Given the sample space Ω associated with a random experiment, we call probability a function:
P : P(Ω)→ℜ A → P(A)
which it associates to each event A real number called probability of A, P (A), and that it fulfills the following affirmations or axioms:
 The probability of any event A is positive or zero: P(A) ≥ 0
 The probability of the sure event is worth 1: P(Ω) = 1
 The probability of the union of a set (finite or infinite) of incompatible events two to two, A1, …, Ai, …, is the sum of the probabilities of the events:P(A1 U A2 U ….U An) = P(A1) + P(A2) + … + P(An)
Properties of probability
The main properties of probability are:
 The probabilities of the events A and Ā add 1: P(A) + P(Ā) = 1
 The probability of an event A contained in another event B is less than or equal to the probability of B: A ⊂ B ⇒ P(A) ≤ P(B)
 The probability of the union of two compatible events A and B is the sum of their probabilities minus their intersection: P(A U B) = P(A) + P(B) – P(A Π B)
Conditioned probability
Sometimes, being able to have prior information about an event causes its probability to vary.
For example: In a school with N students, where n_{o} don’t have a computer and n_{m} are girls.

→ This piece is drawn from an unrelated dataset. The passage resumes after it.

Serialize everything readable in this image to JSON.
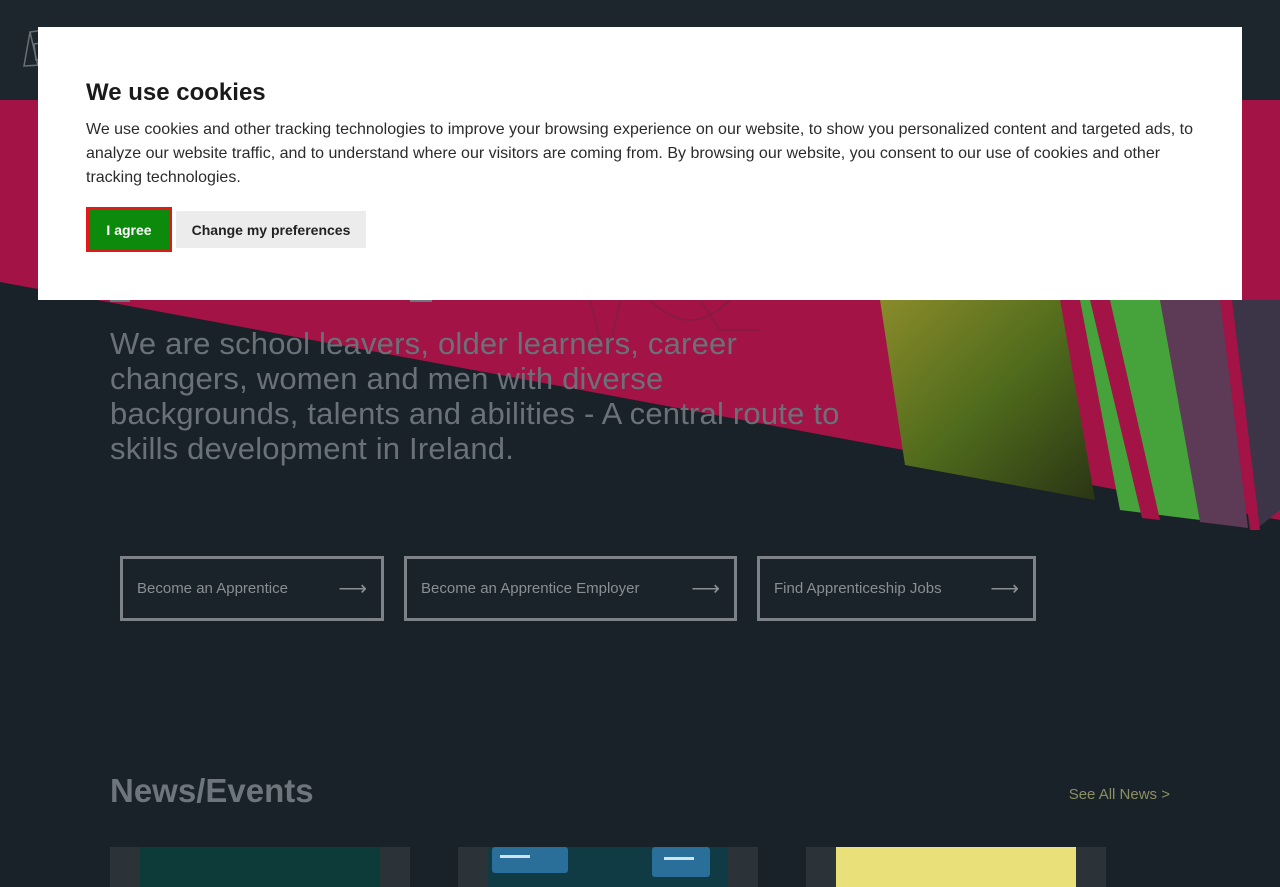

When choosing a student at random, we are interested in two events:
 to choose a student who has a computer.
 to choose a girl.
Properties of conditioned probability
The main properties of conditioned probability are:

 If an event B is contained in an event C, then the probability of B given A is less than or equal to the probability of C given A. B ⊂ C ⇒ P(B  A) ≤ P(C  A)
 If an event B is contained in another event A, then the probability of the event B given A is the quotient between the probability of the event B and the probability of the event A.B ⊂ A ⇒ P(B  A) = P(A)/P(B)
 If an event A is contained in another event B, then the probability of the event B given A is equal to one. A ⊂ B ⇒ P(B  A) = 1
Dependent events independent events When throwing a die twice, the fact that it is verified or not to obtain an even number in the first throw does not influence the obtaining of an odd number in the second throw or vice versa. In this case, the probability of an event occurring is not conditioned to the occurrence of the other. Thus:P(A  B) = P(A); P(B  A) = P(B)
From the beginning of the composite probability, we can affirm that:
Bayes theorem
This theorem, in the theory of probability, is a proposition proposed by the mathematician Thomas Bayes in which he expresses that since an event B has occurred we can deduce the probabilities of the event A.
For example: We have three urns:
 A with 3 red balls and 5 black ones
 B with 2 red balls and 1 black ball
 C with 2 red balls and 3 black ones
We choose one of the urns at random and we extract a single ball. If the ball drawn is red, what is the probability of choosing the urn A at random?
If we call R to draw a red ball and N to draw a black ball, the probability of having chosen the ballot box A at random is P (A  R), which using the “Bayes theorem” would be:
Random variables
If we consider now the random experiment of throwing two coins (each with one face (c) and a cross (+).) The sample space of this experiment is:
Ω = [(c, c), (c, +), (+, c), (+, +)]
We can assign a numerical value to each of the possible results, such as, for example, the number of faces obtained. This assignment defines a function of the sample space in the set of real numbers.
To the functions defined in this way, we call them “random variables”, and they are represented by X, therefore:
Types of random variable
A random variable is a function, so it has a domain and a path. The domain is the sample space Ω associated with a random experiment and the path is a subset of R.The random variables that we have considered so far only take values within a finite set of elements: {0,1,2}, {1,1}, … so we will say that they are discrete random variables. If, for example, we now perform the experiment of choosing a class student at random and the random variable that assigns each one of them is its height, said variable can take, in principle, any value within a range of the set of numbers real R, so we say that it is a continuous random variable, since its path is one or several intervals of R. Otherwise, we will say that it is discrete.